Sandoval launched a $40,000 Kickstarter campaign this week with the goal of converting an old barn on her property into a commercial kitchen. With the dearth of affordable shared commercial kitchens in Sonoma County, it opens the door to small farms that may want to test a prepared product without a steep financial investment.
In addition to the kitchen, Sandoval hopes to host reasonably priced farm dinners, cooking classes, and events that focus on local foods. “Wind & Rye Kitchen was created to celebrate our personal relationship with food through the ritual of eating on special occasions and in our daily lives. Whether you’re looking for the perfect wedding cake or a memorable meal shared with friends under a starry night sky, we welcome you to feast with us,” said Sandoval. Contribute to the Wind & Rye Kickstarter campaign here.
Bistro Ralph Closing, Long Live Ralph!: For months there’s been speculation about the future of the popular BISTRO RALPH, on the Healdsburg square. BiteClub’s got the scoop that owner Ralph Tingle is selling the eponymous restaurant; the last day of service is slated for Saturday November 8th. “Twenty-two years inside these walls in enough,” said Tingle. But don’t expect him to be off the radar for long. Tingle plans to open a roadhouse-style restaurant with a full bar and beer garden in Healdsburg next summer. “I’m reinventing myself,” he said. As for the fate of Bistro Ralph? Tingle said the new owners (who he won’t yet name) are planning to continue operating the restaurant as Bistro Ralph until the end of the year; they plan to remodel and rename the restaurant in 2015. Big names involved? We suspect so, as Bistro Ralph is on some prime downtown H-burg real estate.
It’s Michelin season! As a preview to the big stars that will be announced Tuesday, the restaurant rating guide has announced its San Francisco Bay Area Bib Gourmand Awards. It’s a huge feather in the caps of moderately priced restaurants (i.e., the places most of us can actually afford) and a definite pathway to the stars. This year’s Bib winners for Wine Country are: Backyard (Forestville), Bistro Jeanty (Yountville), Bistro 29 (Santa Rosa), C Casa (Napa), Chalkboard (Healdsburg), Cook (St. Helena), The Farmer & the Fox (St. Helena), The Girl & the Fig (Sonoma), Glen Ellen Star (Glen Ellen), Grace’s Table (Napa), Hot Box Grill (Sonoma, under new ownership), LaSalette (Sonoma), Monti’s Rotisserie (Santa Rosa), Oenotri (Napa), Redd Wood (Yountville), Risibisi (Petaluma), Sazón (Santa Rosa), Scopa (Healdsburg), Willi’s Wine Bar (Santa Rosa). Falling off this year’s list: Cucina Paradiso (Petaluma) and Boon Eat & Drink (Guerneville), which was a bit of a shocker.

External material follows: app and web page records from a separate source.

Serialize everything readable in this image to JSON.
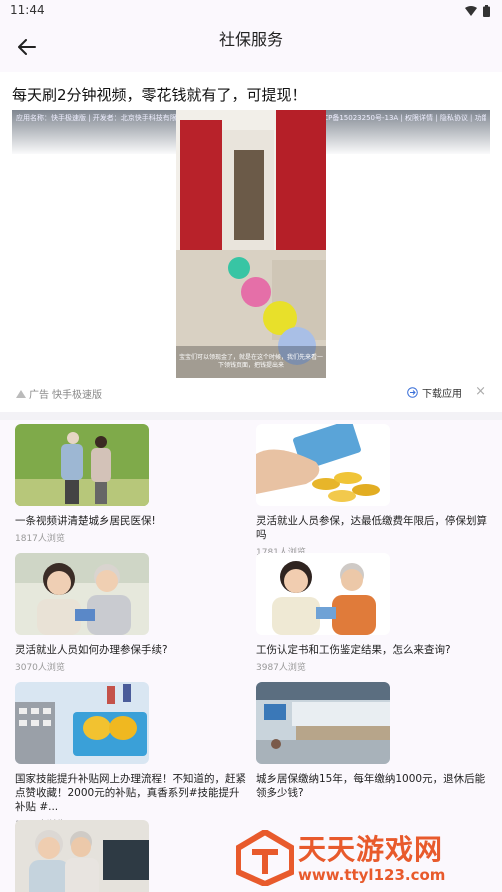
{
  "status_bar": {
    "time": "11:44"
  },
  "app_bar": {
    "title": "社保服务"
  },
  "ad": {
    "headline": "每天刷2分钟视频，零花钱就有了，可提现！",
    "meta_text": "应用名称：快手极速版 | 开发者：北京快手科技有限公司 | 应用版本：12.9.20.8877 | 备案号：京ICP备15023250号-13A | 权限详情 | 隐私协议 | 功能介绍",
    "video_caption": "宝宝们可以领现金了，就是在这个时候，我们先来看一下领钱页面，把钱提出来",
    "badge_label": "广告",
    "source": "快手极速版",
    "download_label": "下载应用",
    "close_label": "×"
  },
  "articles": [
    {
      "title": "一条视频讲清楚城乡居民医保!",
      "views": "1817人浏览"
    },
    {
      "title": "灵活就业人员参保，达最低缴费年限后，停保划算吗",
      "views": "1781人浏览"
    },
    {
      "title": "灵活就业人员如何办理参保手续?",
      "views": "3070人浏览"
    },
    {
      "title": "工伤认定书和工伤鉴定结果，怎么来查询?",
      "views": "3987人浏览"
    },
    {
      "title": "国家技能提升补贴网上办理流程！不知道的，赶紧点赞收藏！2000元的补贴，真香系列#技能提升补贴 #...",
      "views": "1855人浏览"
    },
    {
      "title": "城乡居保缴纳15年，每年缴纳1000元，退休后能领多少钱?",
      "views": ""
    }
  ],
  "watermark": {
    "title": "天天游戏网",
    "url": "www.ttyl123.com"
  },
  "colors": {
    "accent": "#e85a2c",
    "background": "#fbf8fd"
  }
}
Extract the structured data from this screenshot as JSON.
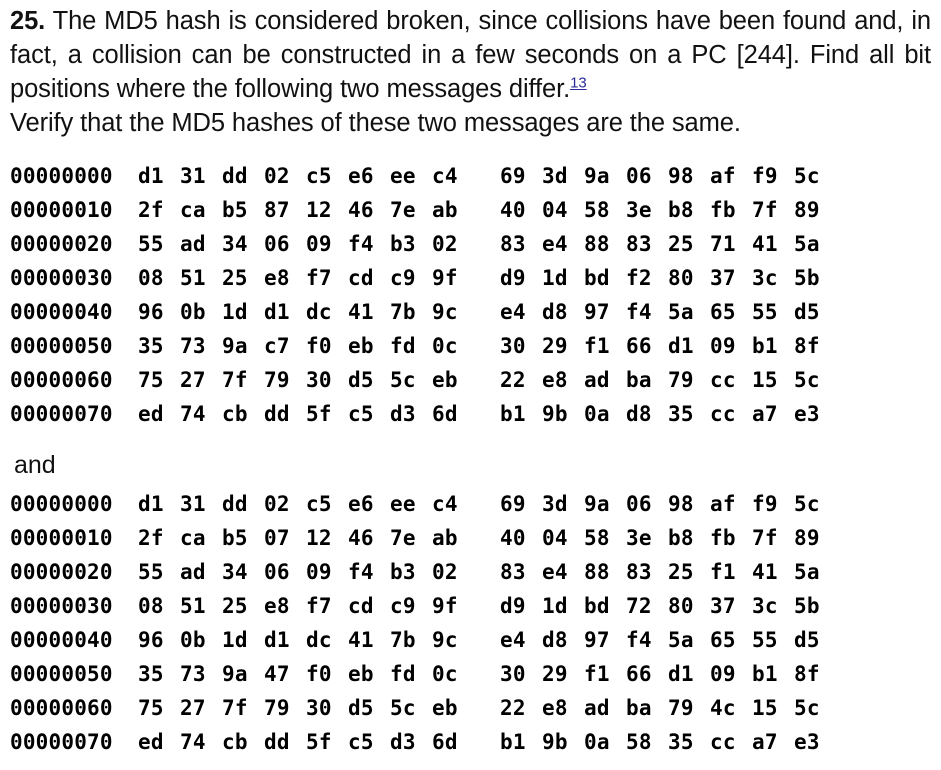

Burnt Ends (The Tasty Bits): Was that chef Duskie Estes of Zazu Kitchen + Farm making BLTs on Simply Ming last Friday? You bet. Watch for future broadcasts on KQED Life.
Chef Michael Chiarello hosts Food and Wine editor Dana Cowin at his Yountville restaurant, BOTTEGA, on Wednesday October 22nd. Cowin will be introducing her new book, Mastering My Mistakes in the Kitchen. The book lays bare her many kitchen mishaps (including an infamous bout with a blender), with course-correcting techniques from 65 of her chef buddies, including Eric Ripert (lobster sauce), Ming Tsai (pot stickers), Thomas Keller (chicken), and Jonathan Waxman (turkey). Presented in conjunction with Book Passage, the $140 prices includes a meal with wine and a signed book. Details online.
After their dramatic win against the Cardinals, the World Series-bound San Francisco Giants reportedly partied down and celebrated at The Tipsy Pig. A member of the Tipsy crew shared this quote from one of the team members (but they wouldn’t tell me whom): “It’s tradition we come here after we win the NLCS…and hope the tradition of what happens next continues!”